Compassionate care requires understanding of another’s pain or suffering, with commitment to doing something to relieve this. It is endorsed by nursing and other healthcare professionals in their codes of ethics as one of their main responsibilities. Yet too often it comes to public attention as a deficiency in healthcare organisations. Any effort to achieve meaningful quality improvement must start with a method of measuring patient experience. The Schwartz Center Compassionate Care Scale™ (SCCCS) is a unidimensional 12-item questionnaire with high internal reliability, developed from a study of physicians and recently hospitalised patients in the US. The present study extends usage of the SCCCS to a sample of the people in Ireland. The SCCCS again shows high internal reliability, with all items loading on a single factor. The findings indicate that recently hospitalised patients and non-hospitalised individuals were in agreement about the importance of the elements of compassionate care. Patients’ ratings of their doctors’ compassionate behaviours were significantly correlated with ratings of their healthcare team. However, patients reported that demonstration of compassion – whether by their doctor or the whole healthcare team – fell short of what they considered important. The SCCCS is a reliable and valid measure of perceptions of compassionate care across different countries, with potential to contribute to quality improvement in healthcare.

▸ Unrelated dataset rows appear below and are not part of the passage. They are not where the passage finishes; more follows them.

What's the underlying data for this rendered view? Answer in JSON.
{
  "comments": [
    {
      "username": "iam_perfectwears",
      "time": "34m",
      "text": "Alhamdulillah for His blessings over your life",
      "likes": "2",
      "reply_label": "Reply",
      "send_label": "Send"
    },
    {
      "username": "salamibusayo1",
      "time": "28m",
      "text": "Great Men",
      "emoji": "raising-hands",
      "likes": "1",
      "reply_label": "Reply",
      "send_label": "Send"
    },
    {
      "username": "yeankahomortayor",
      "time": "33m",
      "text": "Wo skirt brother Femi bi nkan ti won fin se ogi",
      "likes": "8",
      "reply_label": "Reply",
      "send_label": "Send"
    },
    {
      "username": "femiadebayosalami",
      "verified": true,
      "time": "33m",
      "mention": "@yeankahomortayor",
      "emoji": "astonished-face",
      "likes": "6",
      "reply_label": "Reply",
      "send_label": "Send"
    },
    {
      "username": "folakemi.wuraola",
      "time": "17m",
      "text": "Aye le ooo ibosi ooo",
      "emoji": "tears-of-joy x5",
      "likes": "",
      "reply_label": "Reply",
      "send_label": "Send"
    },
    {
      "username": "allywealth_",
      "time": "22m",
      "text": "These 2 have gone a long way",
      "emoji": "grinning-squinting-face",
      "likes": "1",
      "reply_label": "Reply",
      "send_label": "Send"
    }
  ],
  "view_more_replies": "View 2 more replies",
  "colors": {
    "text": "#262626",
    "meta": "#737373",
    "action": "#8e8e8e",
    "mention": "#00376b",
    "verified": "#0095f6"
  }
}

Lown, B. A., Dunne, H., Muncer, S. J., & Chadwick, R. (2017). How important is compassionate healthcare to you? A comparison of the perceptions of people in the United States and Ireland. Journal of Research in Nursing, 22(1-2), 60-69. https://doi.org/10.1177/1744987116679692